Thirsty Ear THI 57133.2
William Parkers name may be above the title, but as the subtitle — violin trio — makes clear, the spectacular success of this CD rests in the bow and four strings of Billy Bang.
Legitimate successor to the mantle of Stuff Smith as jazzs most original string soloist, New York-based Bangs output has been inconsistent since he first came to prominence in the late 1970s with the String Trio of New York. But everything must have been in alignment on this date as Bang cuts loose on a half-dozen of Parkers compositions, backed by the New York bassist and Chicago drummer Hamid Drake.
On Singing Spirits, which Parker dedicates to Charles Mingus, not only are the creations of his fiddle speech-like, but instrumentally the phrases are tougher than any gang-associated rapper could even hope to equal. At time Bangs tone is so abrasive that it sounds as if hes cutting into the wood and the catgut to slice out the music. Never a believer in proper violin timbre, his lines are even more dissonant here as he aims for the spirit beneath the music. At times he sounds like the type of country violinist who recorded with Mississippi blues pioneer Charlie Patton or perhaps an African one-string fiddler. Yet Parkers string progression and the color from Drakes press rolls and cymbal power, cut that primitivism with the sophistication of a modern improviser.
Parker describes Dust on a White Shirt as a square dance song. Its more like a country and western blues, though, sort of what would happen if country fiddler Johnny Gimble knew Stanvinsky or if Muddy Waters and Anton Webern got together at a barn dance. Piercing at times, Bangs tone sounds that way in order to allow him to play as quickly as he needs. Most of the time he seems to go beyond portamento and never take the bow off the strings, while Drake provides the rhythmic bounce. Countrified all right, at one point it seems that the violin lines and Parkers solid bass pulse are sounding out Turkey in the Straw.

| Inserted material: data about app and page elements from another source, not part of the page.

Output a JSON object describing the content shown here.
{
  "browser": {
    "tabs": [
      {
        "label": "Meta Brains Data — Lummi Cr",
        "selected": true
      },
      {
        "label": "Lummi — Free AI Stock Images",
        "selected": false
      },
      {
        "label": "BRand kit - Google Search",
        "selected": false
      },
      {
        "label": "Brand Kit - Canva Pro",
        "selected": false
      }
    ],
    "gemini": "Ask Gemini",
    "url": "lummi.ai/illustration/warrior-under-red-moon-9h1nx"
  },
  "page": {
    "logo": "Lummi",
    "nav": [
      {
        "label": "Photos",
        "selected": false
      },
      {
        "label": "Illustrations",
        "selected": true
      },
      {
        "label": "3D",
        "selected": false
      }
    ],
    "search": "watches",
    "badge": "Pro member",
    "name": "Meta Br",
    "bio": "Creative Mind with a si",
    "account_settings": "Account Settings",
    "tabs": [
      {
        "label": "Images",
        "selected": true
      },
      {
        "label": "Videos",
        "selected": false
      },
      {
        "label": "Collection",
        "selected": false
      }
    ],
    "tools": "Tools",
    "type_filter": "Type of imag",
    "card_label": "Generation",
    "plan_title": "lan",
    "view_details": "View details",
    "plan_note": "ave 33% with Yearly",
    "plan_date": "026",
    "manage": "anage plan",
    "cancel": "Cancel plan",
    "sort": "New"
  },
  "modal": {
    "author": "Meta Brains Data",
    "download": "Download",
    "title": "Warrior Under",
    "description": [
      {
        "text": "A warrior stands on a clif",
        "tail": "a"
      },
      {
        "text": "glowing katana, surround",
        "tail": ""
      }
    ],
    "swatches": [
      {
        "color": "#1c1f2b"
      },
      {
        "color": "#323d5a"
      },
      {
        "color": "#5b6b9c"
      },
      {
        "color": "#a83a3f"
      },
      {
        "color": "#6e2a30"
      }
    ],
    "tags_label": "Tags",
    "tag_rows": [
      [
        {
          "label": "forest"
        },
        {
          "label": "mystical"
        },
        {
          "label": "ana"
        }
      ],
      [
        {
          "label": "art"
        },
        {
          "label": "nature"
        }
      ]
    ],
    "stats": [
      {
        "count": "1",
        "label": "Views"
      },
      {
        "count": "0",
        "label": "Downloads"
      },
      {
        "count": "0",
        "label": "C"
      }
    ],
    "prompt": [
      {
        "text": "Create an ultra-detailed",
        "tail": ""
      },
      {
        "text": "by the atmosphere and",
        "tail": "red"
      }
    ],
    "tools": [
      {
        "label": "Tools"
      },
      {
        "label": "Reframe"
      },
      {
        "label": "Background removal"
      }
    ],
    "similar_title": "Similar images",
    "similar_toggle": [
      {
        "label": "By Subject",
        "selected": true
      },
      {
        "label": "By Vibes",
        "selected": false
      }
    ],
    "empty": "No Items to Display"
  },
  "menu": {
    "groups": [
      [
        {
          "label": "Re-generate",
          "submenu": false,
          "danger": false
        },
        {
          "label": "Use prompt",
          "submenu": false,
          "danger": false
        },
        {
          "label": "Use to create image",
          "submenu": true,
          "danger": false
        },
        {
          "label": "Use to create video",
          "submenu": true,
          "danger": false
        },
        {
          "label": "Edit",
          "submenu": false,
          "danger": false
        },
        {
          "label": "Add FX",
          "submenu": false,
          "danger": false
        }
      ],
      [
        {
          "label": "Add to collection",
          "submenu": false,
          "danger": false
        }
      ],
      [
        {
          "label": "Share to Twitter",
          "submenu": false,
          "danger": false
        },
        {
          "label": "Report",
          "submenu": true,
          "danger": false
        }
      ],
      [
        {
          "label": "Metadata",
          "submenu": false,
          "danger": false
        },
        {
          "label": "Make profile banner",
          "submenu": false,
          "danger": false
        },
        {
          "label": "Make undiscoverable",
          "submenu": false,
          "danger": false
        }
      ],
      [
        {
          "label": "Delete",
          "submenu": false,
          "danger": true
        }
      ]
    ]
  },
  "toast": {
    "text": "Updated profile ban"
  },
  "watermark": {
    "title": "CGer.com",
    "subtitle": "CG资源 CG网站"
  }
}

Sunday Morning Church is the bassmans real showcase however. As secular as it is sacred, the polyphonic, more than 11½-minute composition mixes a tough ostinato from Parker and Bangs melancholy violin line. The fiddler spends so much time figuratively speaking it tongues though, that sometimes it seems hes sounding two violins simultaneously. Meanwhile the bassist revels in the resonation he can get from the lowest part of his instrument, never pretending that hes playing a cello or a bass guitar. Eventually the tune resolves itself into a cousin of one of John Coltranes single chord vamp pieces, in near inert tempo.
On other tracks on the CD based, says Parker, on memories and images from dreams, Bang trade fours with Drake, but the overriding auditory image he suggests is that of a string quartet made up of four violinists, each quadruple stopping with solos in palatable screech mode.
Want a bang up demonstration of the skill of Parker of a composer and/or Bang has a soloist? SCRAPBOOK is the CD for you.
— Ken Waxman
Track Listing: 1. Scrapbook 2. Sunday Morning Church 3. Singing Spirits 4. Dust on a White Shirt 5. Urban 6. Holiday for Flowers
Personnel: Billy Bang (violin); William Parker (bass); Hamid Drake (drums)